The Weirdest Government-form Instruction Ever

I admit I wasn't swelling with civic pride when I received a summons for jury duty. I'd served on a jury less than three years ago, and don't have time now for the interruption, especially for the princely wage of $10 per day. Given that the President wants to raise the minimum to $15 per hour, he might first start by a campaign to pay jurors at least that per day.

But OK, it's a privilege to serve on a jury; we should indeed be thrilled when randomly selected (again) to support our fair and uncorrupted courts system, as well as appreciate the reminder that we live in a just and law-governed land. I even enjoyed serving, last time.

Unfortunately, this time the date I was called to appear is the Jewish holiday of Yom Kippur. At least it's not an obscure holiday, like the last day of Passover, Shavuot or Shemini Atseret, all biblically-mandated festivals when normal activity is forbidden. So I set about returning my summons with a request for deferral.

The summons is a single sheet, and to return it, you fold and mail. Except that in bold-faced type, under the return address, were the following stern instructions: 
"Fold in half top portion with this side facing out, sealed with two 1" pieces of tape at the top within 1" of the lead and trail edges OR within 1" of the lead and trail edges within 1" from the top"

There was no period at the end of the command, and only the single comma, leaving unclear whether I should fold in half the top portion, or to fold in the half-top portion, both of which would have been impossible with that side facing out.
 I did understand I was to seal with two one-inch pieces of tape, though I was left adrift as to type of tape (masking? duct? Scotch?) as well as whether one-inch was to be tape width or breadth--or need the pieces be square?

Most baffling were the "lead and trail edges." I'd never heard the terms before, so I whipped out my trusty Webster's New World Dictionary of the American Language, the one that got me through high school, college, and eight years of graduate school (yes, I have a Ph.D, which leaves me unequipped to return government forms). Despite twelve definitions for the word "lead" pronounced "leed," and four for "lead" pronounced "led," nothing referred to paper or an edge or a trail. has 56 definitions of "lead," (pronounced "leed") none of which have to do with paper, edge or trail. Ditto for "Trail."

So, I asked Mr. Google to "Define 'lead and trail edge'". No definition was offered, even drilling five pages of responses deep.

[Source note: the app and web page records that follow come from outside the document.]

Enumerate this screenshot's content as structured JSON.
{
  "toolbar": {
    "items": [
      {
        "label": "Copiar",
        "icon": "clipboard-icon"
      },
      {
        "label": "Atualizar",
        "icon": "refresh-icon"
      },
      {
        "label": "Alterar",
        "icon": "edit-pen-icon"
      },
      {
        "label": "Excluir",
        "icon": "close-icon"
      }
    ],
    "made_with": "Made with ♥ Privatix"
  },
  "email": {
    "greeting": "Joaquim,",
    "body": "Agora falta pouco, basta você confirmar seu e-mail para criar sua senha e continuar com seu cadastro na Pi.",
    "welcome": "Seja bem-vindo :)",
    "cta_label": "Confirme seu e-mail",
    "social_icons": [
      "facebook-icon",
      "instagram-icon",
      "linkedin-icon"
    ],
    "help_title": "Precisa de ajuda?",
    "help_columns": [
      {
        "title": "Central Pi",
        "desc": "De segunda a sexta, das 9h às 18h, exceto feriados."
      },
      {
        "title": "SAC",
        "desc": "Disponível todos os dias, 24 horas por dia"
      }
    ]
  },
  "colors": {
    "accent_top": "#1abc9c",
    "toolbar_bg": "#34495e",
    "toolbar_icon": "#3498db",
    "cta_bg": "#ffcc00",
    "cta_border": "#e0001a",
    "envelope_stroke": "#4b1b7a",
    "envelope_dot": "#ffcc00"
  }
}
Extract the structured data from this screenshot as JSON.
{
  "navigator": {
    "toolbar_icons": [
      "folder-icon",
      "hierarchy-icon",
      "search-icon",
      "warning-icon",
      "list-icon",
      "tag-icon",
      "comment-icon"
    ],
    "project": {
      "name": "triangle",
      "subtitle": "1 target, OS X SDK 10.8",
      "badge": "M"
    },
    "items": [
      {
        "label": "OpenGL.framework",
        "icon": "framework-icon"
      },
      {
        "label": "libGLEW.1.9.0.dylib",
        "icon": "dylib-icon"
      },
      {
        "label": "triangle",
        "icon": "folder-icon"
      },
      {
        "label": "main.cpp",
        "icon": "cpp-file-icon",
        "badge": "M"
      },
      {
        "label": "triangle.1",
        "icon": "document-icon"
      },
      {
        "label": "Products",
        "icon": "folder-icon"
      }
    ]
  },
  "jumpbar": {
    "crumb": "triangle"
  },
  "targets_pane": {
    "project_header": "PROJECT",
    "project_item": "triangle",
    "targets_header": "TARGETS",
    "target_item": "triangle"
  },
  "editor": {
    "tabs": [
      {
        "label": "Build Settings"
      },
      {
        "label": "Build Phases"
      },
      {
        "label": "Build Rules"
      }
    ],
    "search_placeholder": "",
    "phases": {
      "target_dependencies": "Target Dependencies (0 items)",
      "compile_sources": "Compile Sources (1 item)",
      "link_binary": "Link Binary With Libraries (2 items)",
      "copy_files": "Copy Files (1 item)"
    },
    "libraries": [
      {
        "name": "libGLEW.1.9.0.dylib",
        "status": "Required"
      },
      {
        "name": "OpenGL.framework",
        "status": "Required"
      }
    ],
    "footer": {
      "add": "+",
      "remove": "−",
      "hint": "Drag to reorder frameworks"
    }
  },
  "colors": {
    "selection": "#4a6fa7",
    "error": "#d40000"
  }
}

One promising link said "Lead and trail edge haze!!" which accurately described my mental state, but no, the site was a professional printing forum, gleaned from its name, ""

Google did provide me with some images when I refined my search to "What are 'lead and trail edges'?" I'm not sure, but think they were diagrams of the insides of printers.

The last resort was to phone the court. I was prepared for a long triage, to "oprime numero uno," and then endure interminable Barry Manilow oldies looped with assurances about how much they value my call. To my delight, the wait was short, and a seemingly competent woman answered.

I explained my confusion about the envelope command, and asked her to please define  "lead and trail." She got out the form, read it, and...started laughing.

Of course, by then, I was a bit whacko and queried on. Can I use patterned duct tape? Where is the period at the end of the instruction? What if the one-inch tape is greater than one-inch from the lead? What about from the trail?
She did not know what "lead and trail" are. She said to just secure the sheet so it doesn't flop open in the mail, and no punishment would ensue should I egregiously mistape. She wondered aloud who she might approach to clarify this intimidating but nonsensical instruction.

I sense frustration in the making. Trying to simplify government gobble-de-gook is a losing battle, given that bureaucrats and legislators exist for the purpose of creating gobble-de-gook.

Perhaps my befuddlement could have be avoided if response was possible via website.  The Superior Court in which I served previously had such a site; this District Court does not. But then again, government employees write the content of websites, too.